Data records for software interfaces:
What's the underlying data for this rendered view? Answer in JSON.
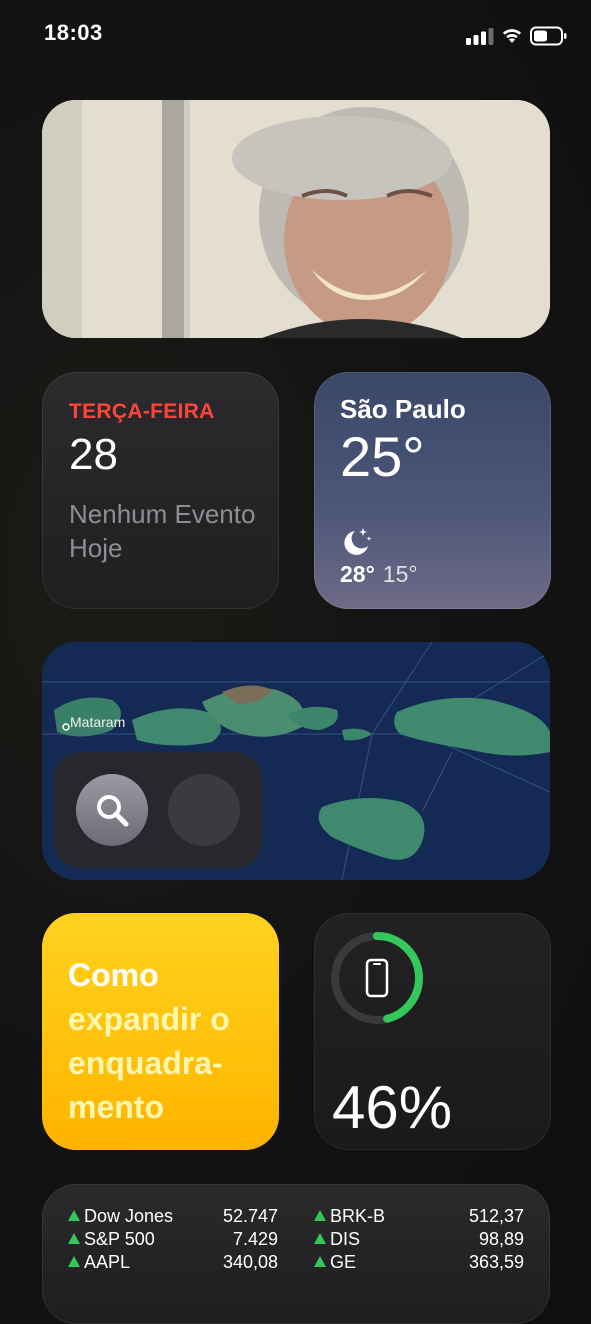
{
  "status_bar": {
    "time": "18:03"
  },
  "calendar": {
    "day": "TERÇA-FEIRA",
    "date": "28",
    "event": "Nenhum Evento Hoje"
  },
  "weather": {
    "city": "São Paulo",
    "temp": "25°",
    "high": "28°",
    "low": "15°",
    "icon": "moon-stars-icon"
  },
  "map": {
    "label": "Mataram"
  },
  "tip": {
    "line1": "Como",
    "rest": "expandir o enquadra-mento"
  },
  "battery": {
    "percent": "46%",
    "level": 0.46
  },
  "stocks": {
    "left": [
      {
        "symbol": "Dow Jones",
        "value": "52.747"
      },
      {
        "symbol": "S&P 500",
        "value": "7.429"
      },
      {
        "symbol": "AAPL",
        "value": "340,08"
      }
    ],
    "right": [
      {
        "symbol": "BRK-B",
        "value": "512,37"
      },
      {
        "symbol": "DIS",
        "value": "98,89"
      },
      {
        "symbol": "GE",
        "value": "363,59"
      }
    ]
  },
  "colors": {
    "calendar_day": "#ff453a",
    "battery_ring": "#34c759",
    "tip_bg": "#ffc20c"
  }
}
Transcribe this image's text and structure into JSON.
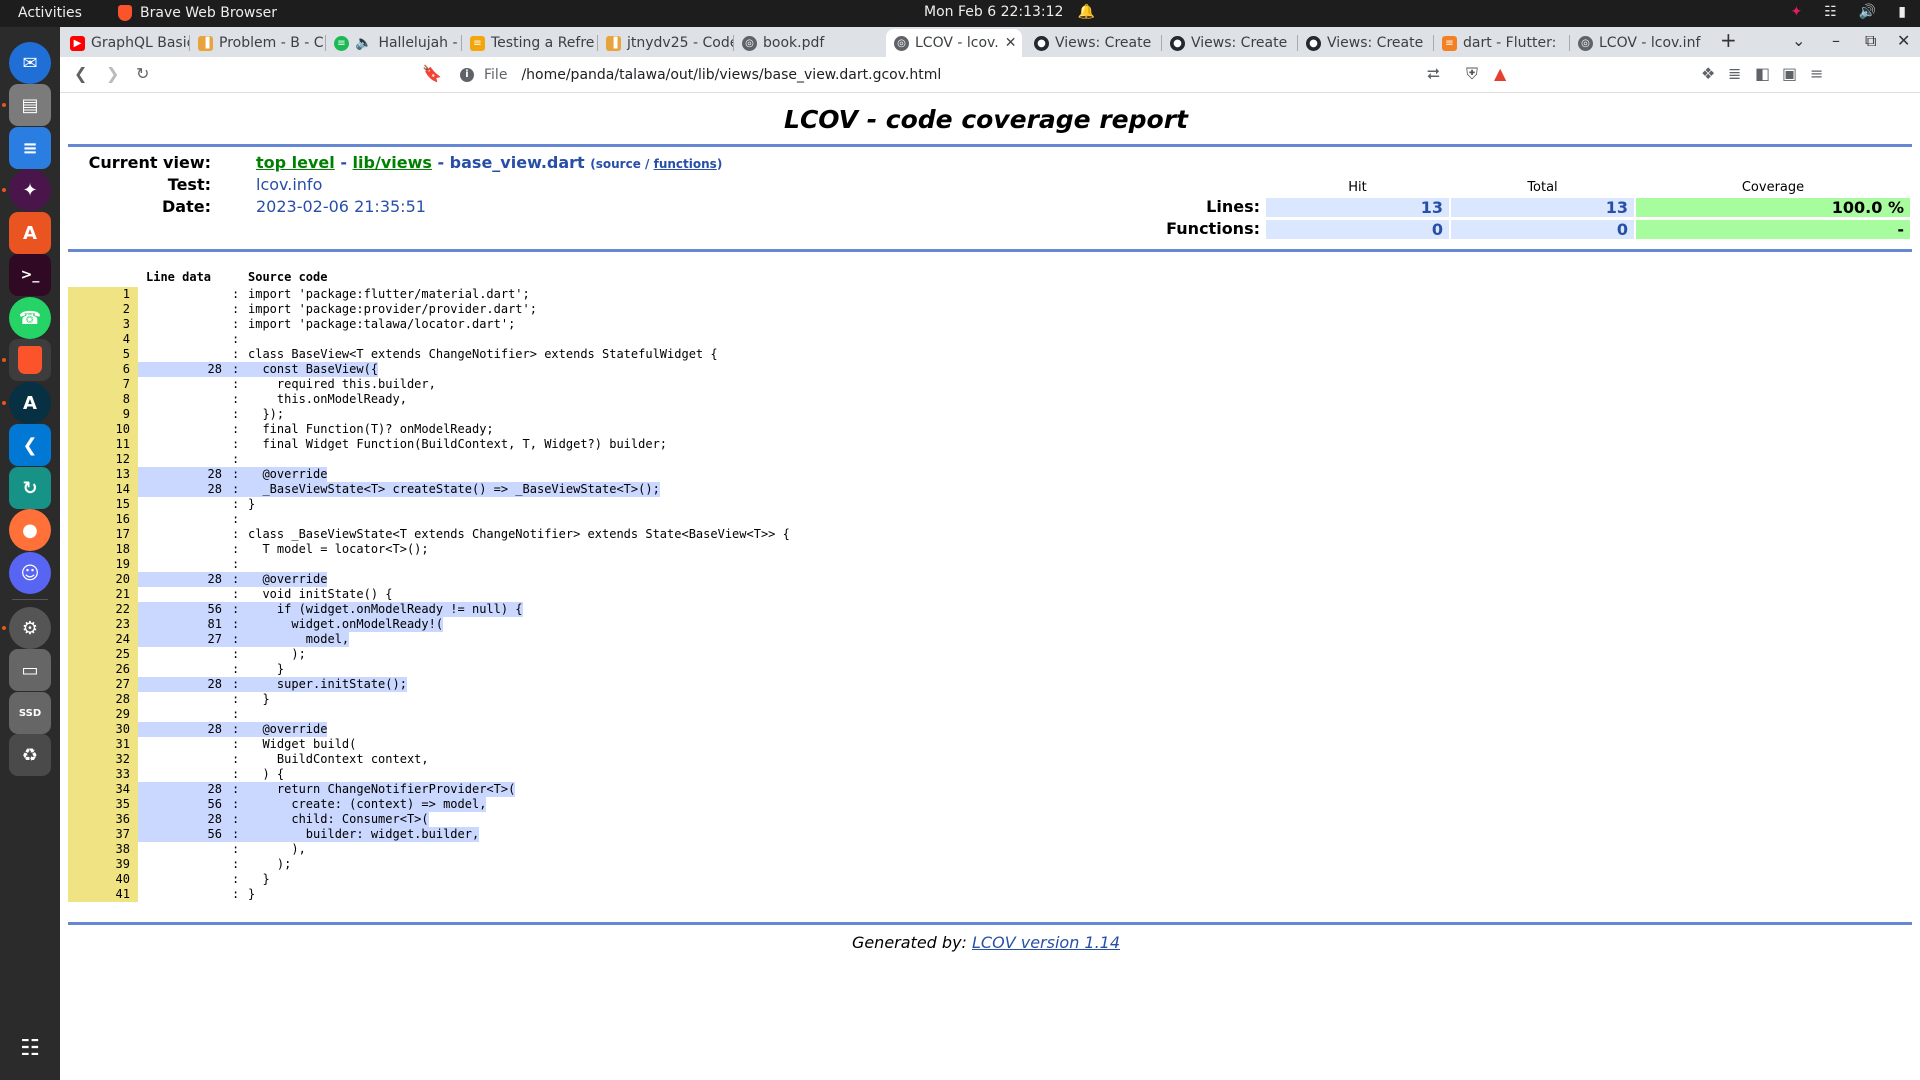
{
  "topbar": {
    "activities": "Activities",
    "app_name": "Brave Web Browser",
    "clock": "Mon Feb 6  22:13:12"
  },
  "dock": {
    "items": [
      "thunderbird-icon",
      "files-icon",
      "writer-icon",
      "slack-icon",
      "app-center-icon",
      "terminal-icon",
      "whatsapp-icon",
      "brave-icon",
      "android-studio-icon",
      "vscode-icon",
      "gitkraken-icon",
      "firefox-icon",
      "discord-icon",
      "settings-icon",
      "drive-icon",
      "ssd-icon",
      "trash-icon",
      "show-apps-icon"
    ]
  },
  "tabs": [
    {
      "label": "GraphQL Basic",
      "fav_color": "#ff0000"
    },
    {
      "label": "Problem - B - C",
      "fav_color": "#e8a33d"
    },
    {
      "label": "Hallelujah -",
      "fav_color": "#1db954"
    },
    {
      "label": "Testing a Refre",
      "fav_color": "#f2a60c"
    },
    {
      "label": "jtnydv25 - Code",
      "fav_color": "#e8a33d"
    },
    {
      "label": "book.pdf",
      "fav_color": "#5f6368"
    },
    {
      "label": "LCOV - lcov.",
      "fav_color": "#5f6368"
    },
    {
      "label": "Views: Create",
      "fav_color": "#24292f"
    },
    {
      "label": "Views: Create",
      "fav_color": "#24292f"
    },
    {
      "label": "Views: Create",
      "fav_color": "#24292f"
    },
    {
      "label": "dart - Flutter:",
      "fav_color": "#f48024"
    },
    {
      "label": "LCOV - lcov.inf",
      "fav_color": "#5f6368"
    }
  ],
  "url": {
    "scheme": "File",
    "path": "/home/panda/talawa/out/lib/views/base_view.dart.gcov.html"
  },
  "report": {
    "title": "LCOV - code coverage report",
    "current_view_label": "Current view:",
    "crumb_top": "top level",
    "crumb_dir": "lib/views",
    "crumb_file": "base_view.dart",
    "source_link": "source",
    "functions_link": "functions",
    "test_label": "Test:",
    "test_value": "lcov.info",
    "date_label": "Date:",
    "date_value": "2023-02-06 21:35:51",
    "col_hit": "Hit",
    "col_total": "Total",
    "col_coverage": "Coverage",
    "lines_label": "Lines:",
    "lines_hit": "13",
    "lines_total": "13",
    "lines_cov": "100.0 %",
    "functions_label": "Functions:",
    "functions_hit": "0",
    "functions_total": "0",
    "functions_cov": "-",
    "line_data_head": "Line data",
    "source_code_head": "Source code",
    "footer_prefix": "Generated by:",
    "footer_link": "LCOV version 1.14"
  },
  "source_lines": [
    {
      "n": "1",
      "c": "",
      "t": "import 'package:flutter/material.dart';"
    },
    {
      "n": "2",
      "c": "",
      "t": "import 'package:provider/provider.dart';"
    },
    {
      "n": "3",
      "c": "",
      "t": "import 'package:talawa/locator.dart';"
    },
    {
      "n": "4",
      "c": "",
      "t": ""
    },
    {
      "n": "5",
      "c": "",
      "t": "class BaseView<T extends ChangeNotifier> extends StatefulWidget {"
    },
    {
      "n": "6",
      "c": "28",
      "t": "  const BaseView({"
    },
    {
      "n": "7",
      "c": "",
      "t": "    required this.builder,"
    },
    {
      "n": "8",
      "c": "",
      "t": "    this.onModelReady,"
    },
    {
      "n": "9",
      "c": "",
      "t": "  });"
    },
    {
      "n": "10",
      "c": "",
      "t": "  final Function(T)? onModelReady;"
    },
    {
      "n": "11",
      "c": "",
      "t": "  final Widget Function(BuildContext, T, Widget?) builder;"
    },
    {
      "n": "12",
      "c": "",
      "t": ""
    },
    {
      "n": "13",
      "c": "28",
      "t": "  @override"
    },
    {
      "n": "14",
      "c": "28",
      "t": "  _BaseViewState<T> createState() => _BaseViewState<T>();"
    },
    {
      "n": "15",
      "c": "",
      "t": "}"
    },
    {
      "n": "16",
      "c": "",
      "t": ""
    },
    {
      "n": "17",
      "c": "",
      "t": "class _BaseViewState<T extends ChangeNotifier> extends State<BaseView<T>> {"
    },
    {
      "n": "18",
      "c": "",
      "t": "  T model = locator<T>();"
    },
    {
      "n": "19",
      "c": "",
      "t": ""
    },
    {
      "n": "20",
      "c": "28",
      "t": "  @override"
    },
    {
      "n": "21",
      "c": "",
      "t": "  void initState() {"
    },
    {
      "n": "22",
      "c": "56",
      "t": "    if (widget.onModelReady != null) {"
    },
    {
      "n": "23",
      "c": "81",
      "t": "      widget.onModelReady!("
    },
    {
      "n": "24",
      "c": "27",
      "t": "        model,"
    },
    {
      "n": "25",
      "c": "",
      "t": "      );"
    },
    {
      "n": "26",
      "c": "",
      "t": "    }"
    },
    {
      "n": "27",
      "c": "28",
      "t": "    super.initState();"
    },
    {
      "n": "28",
      "c": "",
      "t": "  }"
    },
    {
      "n": "29",
      "c": "",
      "t": ""
    },
    {
      "n": "30",
      "c": "28",
      "t": "  @override"
    },
    {
      "n": "31",
      "c": "",
      "t": "  Widget build("
    },
    {
      "n": "32",
      "c": "",
      "t": "    BuildContext context,"
    },
    {
      "n": "33",
      "c": "",
      "t": "  ) {"
    },
    {
      "n": "34",
      "c": "28",
      "t": "    return ChangeNotifierProvider<T>("
    },
    {
      "n": "35",
      "c": "56",
      "t": "      create: (context) => model,"
    },
    {
      "n": "36",
      "c": "28",
      "t": "      child: Consumer<T>("
    },
    {
      "n": "37",
      "c": "56",
      "t": "        builder: widget.builder,"
    },
    {
      "n": "38",
      "c": "",
      "t": "      ),"
    },
    {
      "n": "39",
      "c": "",
      "t": "    );"
    },
    {
      "n": "40",
      "c": "",
      "t": "  }"
    },
    {
      "n": "41",
      "c": "",
      "t": "}"
    }
  ]
}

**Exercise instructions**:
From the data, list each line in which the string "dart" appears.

**Answer for the task**:
      "label": "dart - Flutter:",
    "path": "/home/panda/talawa/out/lib/views/base_view.dart.gcov.html"
    "crumb_file": "base_view.dart",
      "t": "import 'package:flutter/material.dart';"
      "t": "import 'package:provider/provider.dart';"
      "t": "import 'package:talawa/locator.dart';"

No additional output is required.